What We Can Learn From Buffett’s Investment

In 1987, the stock market was coming off the crash that occurred over a few days in October. The markets crashed on Black Monday, losing upwards of 20% in one day, and over a few days was quite unstable.

During this chaos, Buffett was contemplating his investment in Coca-cola. He had determined, rightfully, that the company had a tremendous moat and could raise its prices incrementally without hurting the brand.

That moat gave Coke the ability to expand its reach and improve its efficiency of reinvestment while also growing the brand and revenues.

He also realized the market didn’t realize Coke’s tremendous value within its main product and the untapped worldwide potential laying at its feet.

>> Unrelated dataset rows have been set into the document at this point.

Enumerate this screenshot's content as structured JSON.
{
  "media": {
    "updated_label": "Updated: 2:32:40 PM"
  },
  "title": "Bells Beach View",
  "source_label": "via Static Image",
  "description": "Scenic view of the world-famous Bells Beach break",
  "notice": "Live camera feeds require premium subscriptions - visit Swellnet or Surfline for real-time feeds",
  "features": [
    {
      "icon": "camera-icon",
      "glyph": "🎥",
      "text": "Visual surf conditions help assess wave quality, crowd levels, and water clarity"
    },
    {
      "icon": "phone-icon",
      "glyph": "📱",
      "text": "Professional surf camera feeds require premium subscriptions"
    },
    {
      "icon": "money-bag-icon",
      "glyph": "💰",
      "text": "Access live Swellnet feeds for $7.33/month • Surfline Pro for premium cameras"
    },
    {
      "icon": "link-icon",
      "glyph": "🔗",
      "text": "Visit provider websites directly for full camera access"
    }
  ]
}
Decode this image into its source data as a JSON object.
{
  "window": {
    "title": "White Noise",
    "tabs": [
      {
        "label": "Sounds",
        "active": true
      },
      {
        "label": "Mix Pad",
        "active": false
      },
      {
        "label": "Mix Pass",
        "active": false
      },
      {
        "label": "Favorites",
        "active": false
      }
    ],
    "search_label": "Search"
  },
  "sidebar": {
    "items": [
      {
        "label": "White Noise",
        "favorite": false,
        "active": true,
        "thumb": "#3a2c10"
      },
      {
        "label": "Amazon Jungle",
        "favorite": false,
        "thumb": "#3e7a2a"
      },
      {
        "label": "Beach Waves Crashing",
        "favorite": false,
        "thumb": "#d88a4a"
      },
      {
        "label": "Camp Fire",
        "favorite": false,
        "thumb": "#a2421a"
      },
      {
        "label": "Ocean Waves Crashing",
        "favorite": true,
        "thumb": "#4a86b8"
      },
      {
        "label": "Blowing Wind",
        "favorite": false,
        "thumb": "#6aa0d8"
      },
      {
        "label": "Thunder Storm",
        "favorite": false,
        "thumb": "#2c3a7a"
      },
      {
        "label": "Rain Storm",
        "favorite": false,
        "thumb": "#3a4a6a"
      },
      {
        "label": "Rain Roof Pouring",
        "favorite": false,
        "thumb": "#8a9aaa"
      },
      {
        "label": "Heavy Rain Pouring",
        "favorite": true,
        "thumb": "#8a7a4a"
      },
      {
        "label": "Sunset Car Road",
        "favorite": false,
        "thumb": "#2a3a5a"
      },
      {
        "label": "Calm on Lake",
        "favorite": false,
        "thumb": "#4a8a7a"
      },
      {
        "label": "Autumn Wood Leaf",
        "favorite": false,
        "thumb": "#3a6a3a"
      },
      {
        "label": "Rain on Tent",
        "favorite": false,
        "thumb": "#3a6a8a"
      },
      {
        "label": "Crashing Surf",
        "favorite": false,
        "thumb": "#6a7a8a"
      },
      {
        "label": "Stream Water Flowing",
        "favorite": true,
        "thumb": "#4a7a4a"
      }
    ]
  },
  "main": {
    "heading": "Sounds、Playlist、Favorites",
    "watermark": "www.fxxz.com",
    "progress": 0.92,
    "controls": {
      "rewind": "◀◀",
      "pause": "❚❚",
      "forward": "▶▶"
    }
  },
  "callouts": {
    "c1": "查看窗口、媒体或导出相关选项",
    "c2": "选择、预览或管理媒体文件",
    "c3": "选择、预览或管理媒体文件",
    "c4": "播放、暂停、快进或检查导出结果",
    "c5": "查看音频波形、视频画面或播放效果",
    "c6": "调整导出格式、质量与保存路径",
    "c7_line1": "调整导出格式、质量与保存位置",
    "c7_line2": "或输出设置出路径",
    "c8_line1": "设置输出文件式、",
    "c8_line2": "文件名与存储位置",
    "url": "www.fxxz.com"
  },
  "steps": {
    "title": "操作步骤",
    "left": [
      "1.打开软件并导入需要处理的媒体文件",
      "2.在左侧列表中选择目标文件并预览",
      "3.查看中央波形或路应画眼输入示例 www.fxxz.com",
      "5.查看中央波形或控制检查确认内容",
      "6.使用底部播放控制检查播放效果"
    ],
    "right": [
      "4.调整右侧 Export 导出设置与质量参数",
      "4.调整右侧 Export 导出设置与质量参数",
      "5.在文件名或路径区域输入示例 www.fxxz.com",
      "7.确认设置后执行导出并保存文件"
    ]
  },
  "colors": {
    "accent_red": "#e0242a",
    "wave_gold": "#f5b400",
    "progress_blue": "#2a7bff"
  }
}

Along with that untapped growth was the expanding business model of creating a distributor network that took on distributing the Coke products without the parent having to deal with the costs and headaches associated with distribution. Coke was moving towards a model to outsource the distribution by offering licensing franchises to distributors and collecting income from the distribution.

Buffett also recognized that Coke owned a wide and strong moat, as evidenced by its “New Coke” fiasco and its rebound from that potentially disastrous decision. Smart investors saw that Coke had a brand and popularity that could withstand even the dumbest decisions and keep on ticking.

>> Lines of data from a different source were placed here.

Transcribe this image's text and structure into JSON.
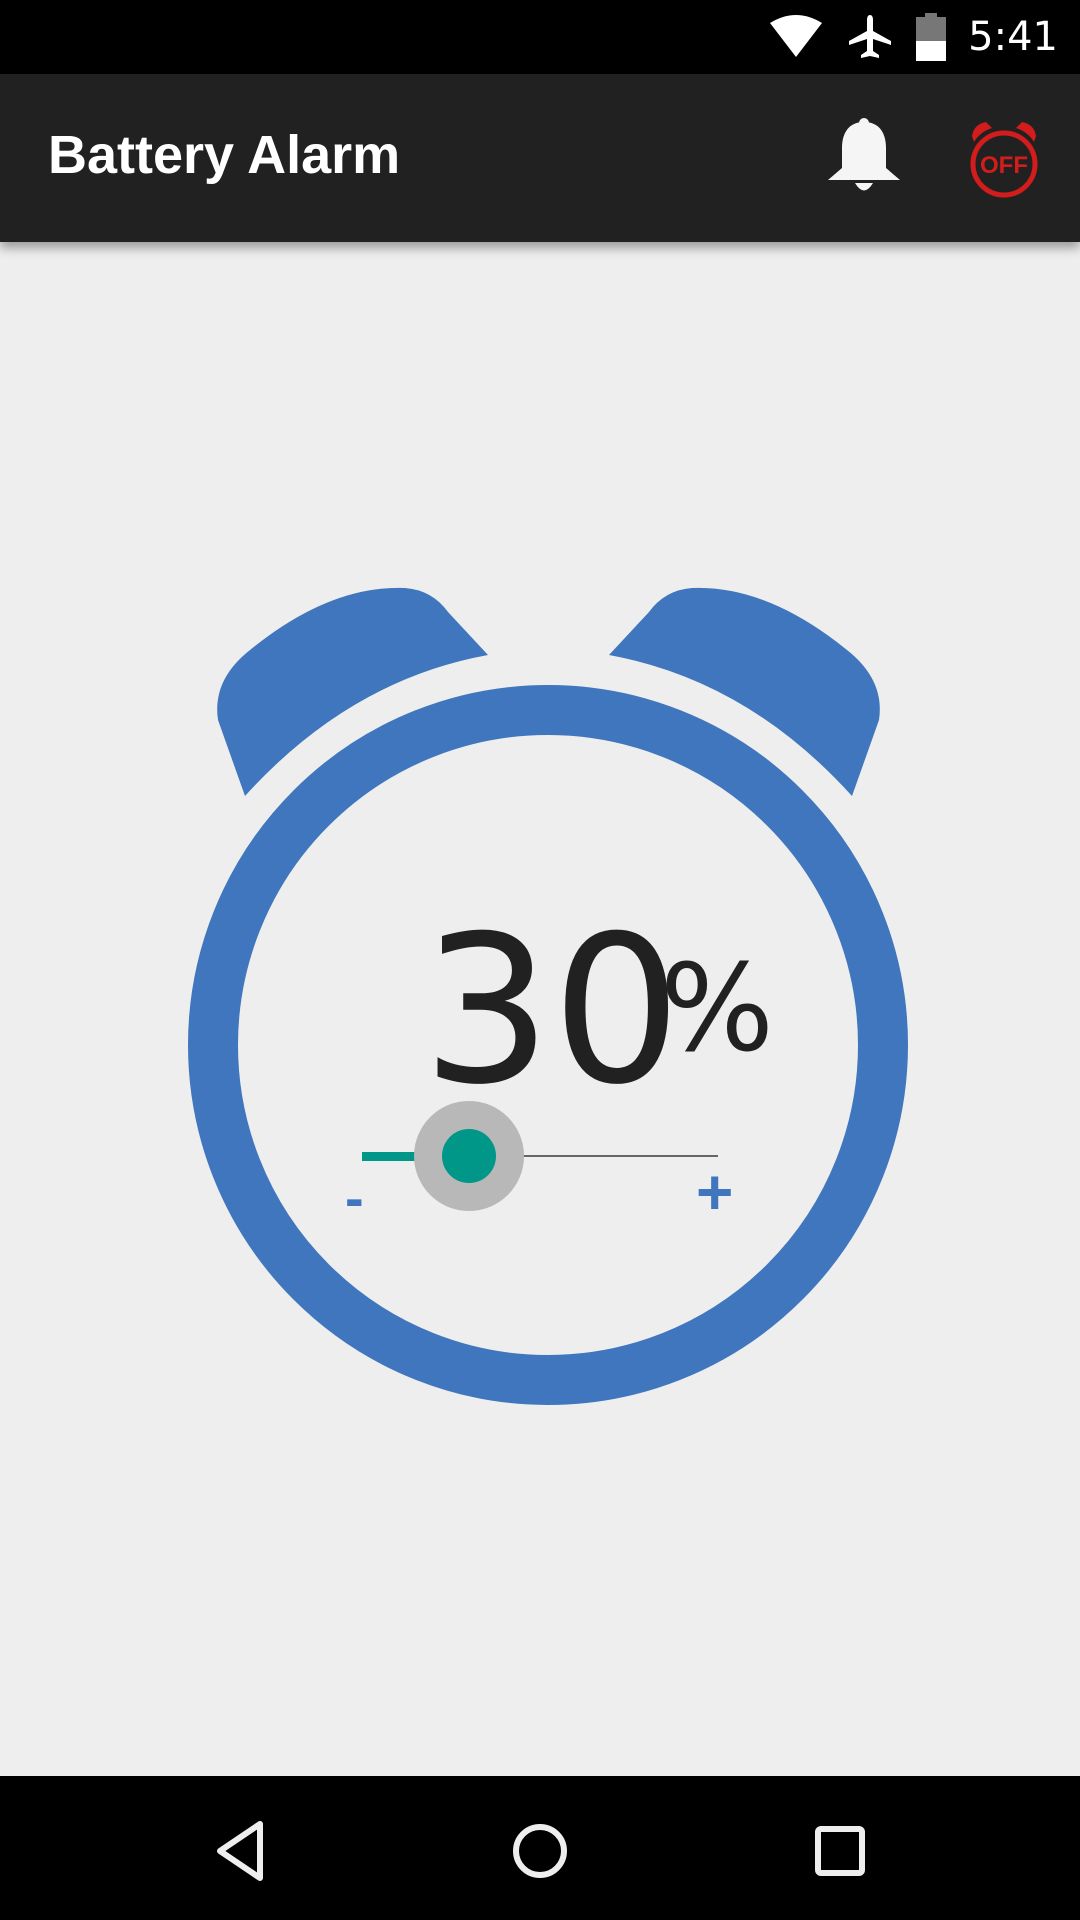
{
  "status_bar": {
    "time": "5:41",
    "icons": [
      "wifi-icon",
      "airplane-mode-icon",
      "battery-icon"
    ],
    "battery_level_percent": 45
  },
  "app_bar": {
    "title": "Battery Alarm",
    "actions": [
      {
        "name": "notification-bell",
        "icon": "bell-icon"
      },
      {
        "name": "alarm-off-toggle",
        "icon": "alarm-clock-off-icon",
        "label": "OFF",
        "color": "#d31c1c"
      }
    ]
  },
  "main": {
    "threshold_value": "30",
    "threshold_unit": "%",
    "slider": {
      "value_percent": 30,
      "minus_label": "-",
      "plus_label": "+"
    },
    "colors": {
      "clock": "#3f76be",
      "slider_accent": "#009688",
      "background": "#eeeeee"
    }
  },
  "nav_bar": {
    "buttons": [
      "back",
      "home",
      "recents"
    ]
  }
}
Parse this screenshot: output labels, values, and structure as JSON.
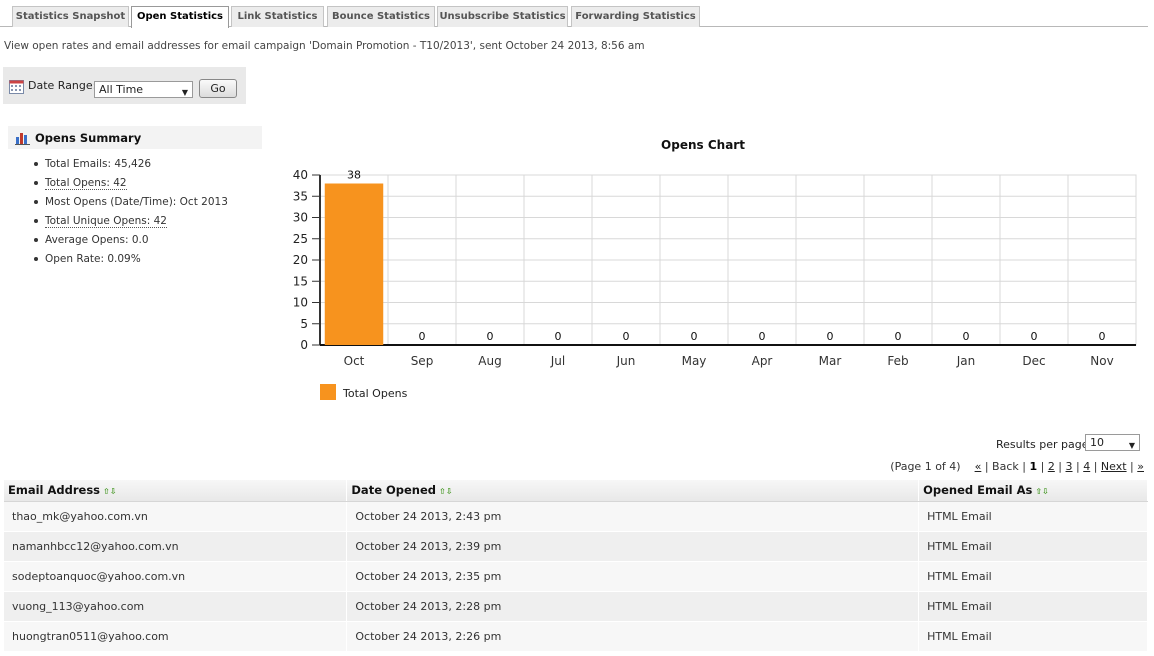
{
  "tabs": [
    {
      "label": "Statistics Snapshot",
      "active": false
    },
    {
      "label": "Open Statistics",
      "active": true
    },
    {
      "label": "Link Statistics",
      "active": false
    },
    {
      "label": "Bounce Statistics",
      "active": false
    },
    {
      "label": "Unsubscribe Statistics",
      "active": false
    },
    {
      "label": "Forwarding Statistics",
      "active": false
    }
  ],
  "intro": "View open rates and email addresses for email campaign 'Domain Promotion - T10/2013', sent October 24 2013, 8:56 am",
  "date_range": {
    "label": "Date Range:",
    "selected": "All Time",
    "go_label": "Go"
  },
  "summary": {
    "title": "Opens Summary",
    "items": [
      {
        "label": "Total Emails: 45,426",
        "link": false
      },
      {
        "label": "Total Opens: 42",
        "link": true
      },
      {
        "label": "Most Opens (Date/Time): Oct 2013",
        "link": false
      },
      {
        "label": "Total Unique Opens: 42",
        "link": true
      },
      {
        "label": "Average Opens: 0.0",
        "link": false
      },
      {
        "label": "Open Rate: 0.09%",
        "link": false
      }
    ]
  },
  "chart_data": {
    "type": "bar",
    "title": "Opens Chart",
    "categories": [
      "Oct",
      "Sep",
      "Aug",
      "Jul",
      "Jun",
      "May",
      "Apr",
      "Mar",
      "Feb",
      "Jan",
      "Dec",
      "Nov"
    ],
    "series": [
      {
        "name": "Total Opens",
        "values": [
          38,
          0,
          0,
          0,
          0,
          0,
          0,
          0,
          0,
          0,
          0,
          0
        ],
        "color": "#f7931e"
      }
    ],
    "ylim": [
      0,
      40
    ],
    "yticks": [
      0,
      5,
      10,
      15,
      20,
      25,
      30,
      35,
      40
    ],
    "grid": true,
    "legend": "bottom-left"
  },
  "results": {
    "per_page_label": "Results per page:",
    "per_page_value": "10",
    "page_info": "(Page 1 of 4)",
    "first": "«",
    "back": "Back",
    "current": "1",
    "pages": [
      "2",
      "3",
      "4"
    ],
    "next": "Next",
    "last": "»"
  },
  "table": {
    "headers": [
      "Email Address",
      "Date Opened",
      "Opened Email As"
    ],
    "rows": [
      [
        "thao_mk@yahoo.com.vn",
        "October 24 2013, 2:43 pm",
        "HTML Email"
      ],
      [
        "namanhbcc12@yahoo.com.vn",
        "October 24 2013, 2:39 pm",
        "HTML Email"
      ],
      [
        "sodeptoanquoc@yahoo.com.vn",
        "October 24 2013, 2:35 pm",
        "HTML Email"
      ],
      [
        "vuong_113@yahoo.com",
        "October 24 2013, 2:28 pm",
        "HTML Email"
      ],
      [
        "huongtran0511@yahoo.com",
        "October 24 2013, 2:26 pm",
        "HTML Email"
      ]
    ]
  }
}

As Peter Lynch liked to observe, “the best kinds of investments are ones a monkey could run because eventually, one will.”

Looking deeper at the numbers, Buffett also could see that the company was experiencing an expansion of operating margins, far ahead of its revenue growth. That indicated the company had pricing power along with operating efficiency. It also produced tons of free cash flow, which the company could reinvest at ridiculously high levels, which compounds for more growth.

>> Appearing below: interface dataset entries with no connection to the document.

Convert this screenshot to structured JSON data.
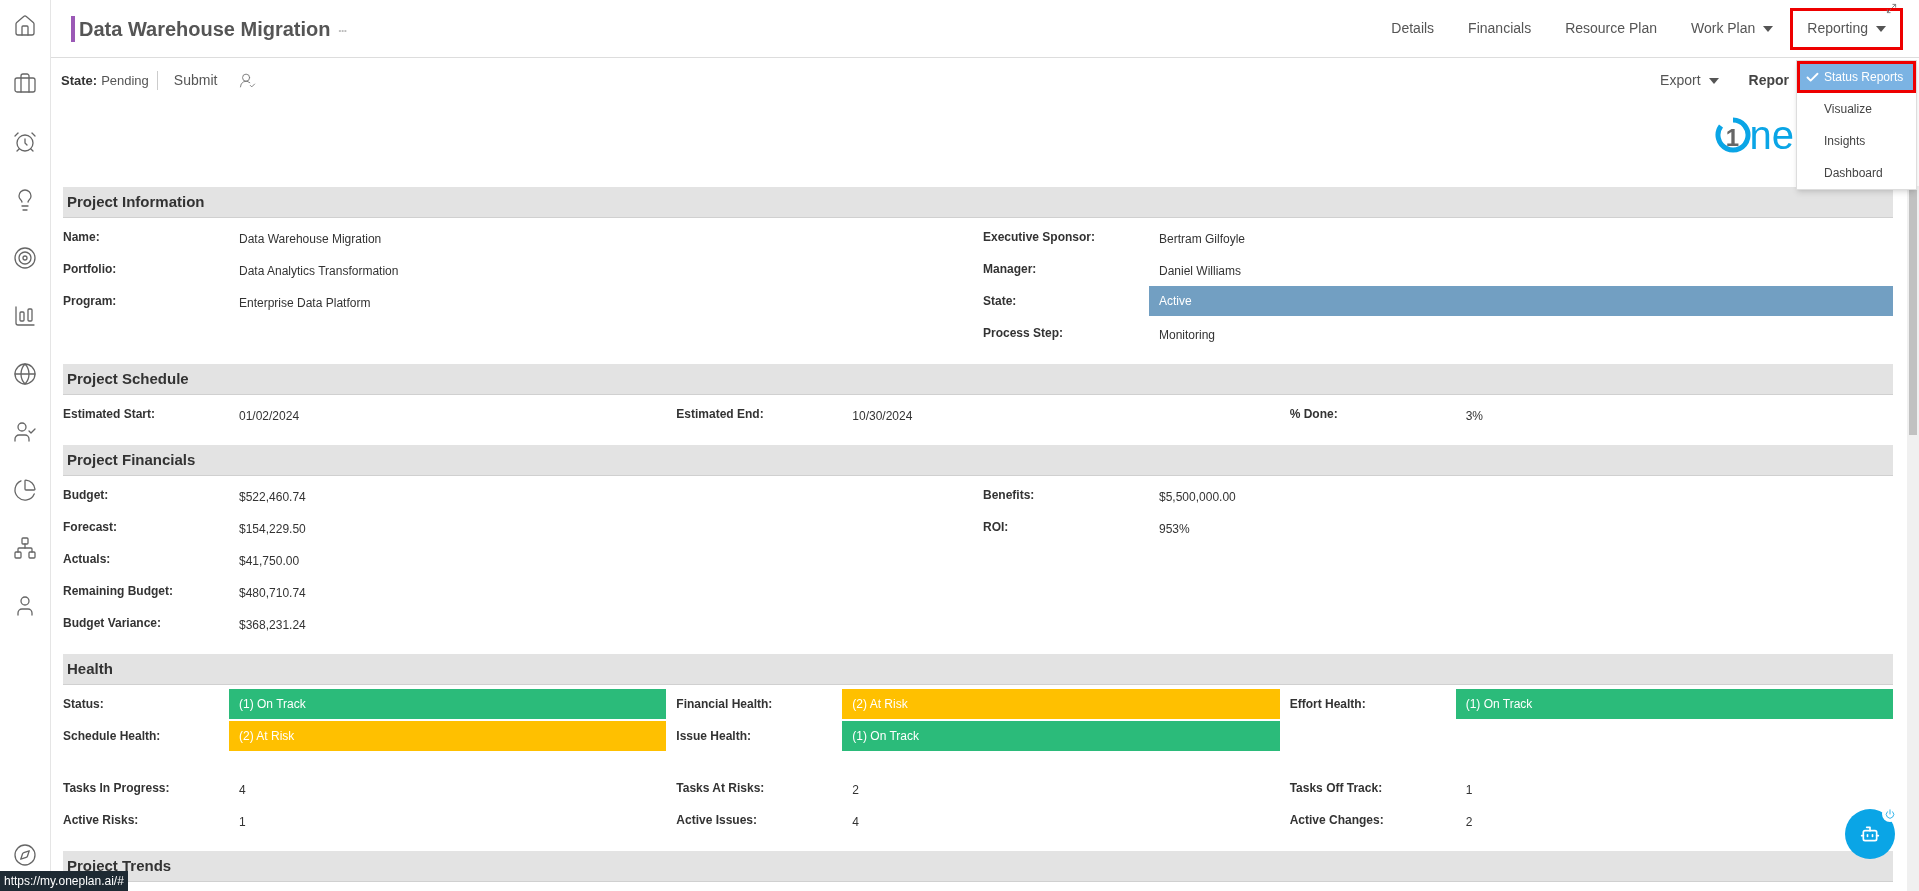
{
  "header": {
    "title": "Data Warehouse Migration",
    "more": "•••",
    "nav": [
      {
        "label": "Details",
        "dropdown": false,
        "selected": false
      },
      {
        "label": "Financials",
        "dropdown": false,
        "selected": false
      },
      {
        "label": "Resource Plan",
        "dropdown": false,
        "selected": false
      },
      {
        "label": "Work Plan",
        "dropdown": true,
        "selected": false
      },
      {
        "label": "Reporting",
        "dropdown": true,
        "selected": true
      }
    ]
  },
  "toolbar": {
    "state_label": "State:",
    "state_value": "Pending",
    "submit": "Submit",
    "export": "Export",
    "reports": "Repor"
  },
  "menu": [
    {
      "label": "Status Reports",
      "selected": true
    },
    {
      "label": "Visualize",
      "selected": false
    },
    {
      "label": "Insights",
      "selected": false
    },
    {
      "label": "Dashboard",
      "selected": false
    }
  ],
  "logo": {
    "mark": "1",
    "text": "ne"
  },
  "sections": [
    {
      "title": "Project Information",
      "blocks": [
        [
          [
            {
              "label": "Name:",
              "value": "Data Warehouse Migration"
            },
            {
              "label": "Portfolio:",
              "value": "Data Analytics Transformation"
            },
            {
              "label": "Program:",
              "value": "Enterprise Data Platform"
            }
          ],
          [
            {
              "label": "Executive Sponsor:",
              "value": "Bertram Gilfoyle"
            },
            {
              "label": "Manager:",
              "value": "Daniel Williams"
            },
            {
              "label": "State:",
              "value": "Active",
              "color": "#729fc2"
            },
            {
              "label": "Process Step:",
              "value": "Monitoring"
            }
          ]
        ]
      ]
    },
    {
      "title": "Project Schedule",
      "blocks": [
        [
          [
            {
              "label": "Estimated Start:",
              "value": "01/02/2024"
            }
          ],
          [
            {
              "label": "Estimated End:",
              "value": "10/30/2024"
            }
          ],
          [
            {
              "label": "% Done:",
              "value": "3%"
            }
          ]
        ]
      ]
    },
    {
      "title": "Project Financials",
      "blocks": [
        [
          [
            {
              "label": "Budget:",
              "value": "$522,460.74"
            },
            {
              "label": "Forecast:",
              "value": "$154,229.50"
            },
            {
              "label": "Actuals:",
              "value": "$41,750.00"
            },
            {
              "label": "Remaining Budget:",
              "value": "$480,710.74"
            },
            {
              "label": "Budget Variance:",
              "value": "$368,231.24"
            }
          ],
          [
            {
              "label": "Benefits:",
              "value": "$5,500,000.00"
            },
            {
              "label": "ROI:",
              "value": "953%"
            }
          ]
        ]
      ]
    },
    {
      "title": "Health",
      "blocks": [
        [
          [
            {
              "label": "Status:",
              "value": "(1) On Track",
              "color": "#2bbb7a"
            },
            {
              "label": "Schedule Health:",
              "value": "(2) At Risk",
              "color": "#ffc000"
            }
          ],
          [
            {
              "label": "Financial Health:",
              "value": "(2) At Risk",
              "color": "#ffc000"
            },
            {
              "label": "Issue Health:",
              "value": "(1) On Track",
              "color": "#2bbb7a"
            }
          ],
          [
            {
              "label": "Effort Health:",
              "value": "(1) On Track",
              "color": "#2bbb7a"
            }
          ]
        ],
        [
          [
            {
              "label": "Tasks In Progress:",
              "value": "4"
            },
            {
              "label": "Active Risks:",
              "value": "1"
            }
          ],
          [
            {
              "label": "Tasks At Risks:",
              "value": "2"
            },
            {
              "label": "Active Issues:",
              "value": "4"
            }
          ],
          [
            {
              "label": "Tasks Off Track:",
              "value": "1"
            },
            {
              "label": "Active Changes:",
              "value": "2"
            }
          ]
        ]
      ]
    },
    {
      "title": "Project Trends"
    }
  ],
  "status_url": "https://my.oneplan.ai/#"
}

I think those expansions of operating margins were the key observation because that indicates operating leverage and strength. All of which leads to better efficiency in the use of Coke’s assets, which drives more revenues. It is all a virtuous circle that leads to growth for Coke and any company.

“Leaving the question of price aside, the best business to own is one that over an extended period can employ large amounts of incremental capital at very high rates of return.”

– Warren Buffett, 1992 Berkshire Hathaway Shareholder Letter

Investor Takeaway

Studying history helps us learn from the past and how to avoid mistakes. Looking back at some of the investments of the greats like Buffett and Munger helps us pinpoint some of the ideas that helped generate their great returns.

It all comes back to a few basic ideas:

  • Find companies with growing returns on capital over long periods.
  • Pay a reasonable price for those returns on capital

It sounds so easy, but in truth, it is one of the hardest things to pull off successfully.

All good companies generate high returns on capital, and many do it over decades. Find those companies and pay a reasonable price for those companies. Don’t get hung up in the ratios or the minutiae of a percentage here or there.

Instead, please focus on the returns on invested capital and its relation to the cost of capital; the wider the margin, the more value the company is creating. Next, we need to look for companies with the business model to generate those returns over long periods, whatever the industry. And then finally, pay a reasonable price for that company.

What does a reasonable price mean? That is different for every person, but the most important thing to consider is paying what you deem is fair and then holding onto that company until something changes fundamentally. Remember, the price we pay is important, and that is the elusive goal we all chase.

A note before I go, if you want to learn more about Buffett’s investments, check out the amazing book, Inside the Investments of Warren Buffett by Yefei Lu; you won’t regret it. PS, there is no affiliate link, it is a great book, and I think you will benefit from the read.

And with that, we will wrap up our discussion today on Warren Buffett and Coca-cola.

As always, thank you for taking the time to read today’s post, and I hope you find some value in your investing journey. If I can be of any further assistance, please don’t hesitate to reach out.

Until next time, take care and be safe out there,